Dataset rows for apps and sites
====================

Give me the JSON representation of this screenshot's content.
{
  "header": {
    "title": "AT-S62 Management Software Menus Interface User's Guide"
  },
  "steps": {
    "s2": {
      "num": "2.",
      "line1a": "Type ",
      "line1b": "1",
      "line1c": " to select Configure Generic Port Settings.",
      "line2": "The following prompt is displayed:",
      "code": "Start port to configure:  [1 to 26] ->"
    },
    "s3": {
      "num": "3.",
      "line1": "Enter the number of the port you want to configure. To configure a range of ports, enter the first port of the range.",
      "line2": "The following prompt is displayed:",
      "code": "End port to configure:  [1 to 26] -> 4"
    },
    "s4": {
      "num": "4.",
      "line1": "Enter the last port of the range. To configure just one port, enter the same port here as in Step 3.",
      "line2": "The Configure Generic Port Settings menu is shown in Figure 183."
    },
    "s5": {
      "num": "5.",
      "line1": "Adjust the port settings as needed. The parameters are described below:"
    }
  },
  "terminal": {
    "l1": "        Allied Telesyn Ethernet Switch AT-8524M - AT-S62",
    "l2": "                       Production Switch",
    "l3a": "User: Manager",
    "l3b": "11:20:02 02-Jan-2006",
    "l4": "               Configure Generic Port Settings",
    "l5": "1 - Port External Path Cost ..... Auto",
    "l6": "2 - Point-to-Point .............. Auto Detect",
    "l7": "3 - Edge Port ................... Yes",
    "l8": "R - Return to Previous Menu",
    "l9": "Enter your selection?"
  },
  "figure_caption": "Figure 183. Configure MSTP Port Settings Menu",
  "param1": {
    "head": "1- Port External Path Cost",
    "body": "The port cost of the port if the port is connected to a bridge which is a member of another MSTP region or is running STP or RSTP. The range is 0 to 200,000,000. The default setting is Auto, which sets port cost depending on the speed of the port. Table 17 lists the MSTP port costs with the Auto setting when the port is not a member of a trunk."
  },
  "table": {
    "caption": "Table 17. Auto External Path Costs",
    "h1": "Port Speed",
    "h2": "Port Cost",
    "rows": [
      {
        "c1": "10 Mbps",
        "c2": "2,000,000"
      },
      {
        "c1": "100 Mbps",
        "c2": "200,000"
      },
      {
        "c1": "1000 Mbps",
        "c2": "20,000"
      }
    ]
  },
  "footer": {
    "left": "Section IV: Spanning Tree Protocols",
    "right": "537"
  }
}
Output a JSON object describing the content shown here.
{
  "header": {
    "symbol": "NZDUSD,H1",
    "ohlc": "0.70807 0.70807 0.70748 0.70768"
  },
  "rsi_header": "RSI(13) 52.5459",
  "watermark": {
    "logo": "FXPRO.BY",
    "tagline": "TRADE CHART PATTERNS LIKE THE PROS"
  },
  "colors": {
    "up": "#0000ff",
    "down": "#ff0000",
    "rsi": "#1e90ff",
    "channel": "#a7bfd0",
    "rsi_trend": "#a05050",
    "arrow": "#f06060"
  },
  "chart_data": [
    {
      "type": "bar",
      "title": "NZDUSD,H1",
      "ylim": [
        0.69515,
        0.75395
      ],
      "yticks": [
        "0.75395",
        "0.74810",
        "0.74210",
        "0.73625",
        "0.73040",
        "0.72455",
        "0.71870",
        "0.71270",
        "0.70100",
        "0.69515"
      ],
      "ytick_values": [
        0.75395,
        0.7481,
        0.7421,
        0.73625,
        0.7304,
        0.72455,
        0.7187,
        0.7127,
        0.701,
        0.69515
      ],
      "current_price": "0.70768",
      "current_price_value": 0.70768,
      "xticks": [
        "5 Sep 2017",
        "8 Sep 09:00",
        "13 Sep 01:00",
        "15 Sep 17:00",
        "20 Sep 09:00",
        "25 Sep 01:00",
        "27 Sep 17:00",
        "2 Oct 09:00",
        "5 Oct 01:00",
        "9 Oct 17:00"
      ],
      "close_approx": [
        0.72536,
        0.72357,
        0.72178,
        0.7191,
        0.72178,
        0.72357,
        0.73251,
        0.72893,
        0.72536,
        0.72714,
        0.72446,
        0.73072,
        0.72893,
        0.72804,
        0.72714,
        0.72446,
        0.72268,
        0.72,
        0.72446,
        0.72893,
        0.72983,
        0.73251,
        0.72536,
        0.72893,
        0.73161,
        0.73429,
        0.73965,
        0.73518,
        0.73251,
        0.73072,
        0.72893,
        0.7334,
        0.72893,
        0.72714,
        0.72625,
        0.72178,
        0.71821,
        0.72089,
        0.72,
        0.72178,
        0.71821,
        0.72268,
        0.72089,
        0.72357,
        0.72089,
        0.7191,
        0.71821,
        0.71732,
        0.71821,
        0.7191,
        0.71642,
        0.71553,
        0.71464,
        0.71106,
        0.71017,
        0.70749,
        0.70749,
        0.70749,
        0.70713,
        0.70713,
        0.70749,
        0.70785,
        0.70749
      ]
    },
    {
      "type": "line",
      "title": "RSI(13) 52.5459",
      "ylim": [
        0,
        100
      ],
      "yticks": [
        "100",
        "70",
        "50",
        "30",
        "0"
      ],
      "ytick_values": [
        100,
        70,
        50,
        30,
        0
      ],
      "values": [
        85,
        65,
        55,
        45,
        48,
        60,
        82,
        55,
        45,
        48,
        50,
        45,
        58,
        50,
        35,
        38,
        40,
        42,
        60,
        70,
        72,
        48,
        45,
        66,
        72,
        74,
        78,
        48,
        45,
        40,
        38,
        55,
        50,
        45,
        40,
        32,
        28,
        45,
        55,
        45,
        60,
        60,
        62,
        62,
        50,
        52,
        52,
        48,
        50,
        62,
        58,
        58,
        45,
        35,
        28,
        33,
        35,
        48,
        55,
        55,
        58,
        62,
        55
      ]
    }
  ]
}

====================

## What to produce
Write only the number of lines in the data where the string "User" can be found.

## Solution below
2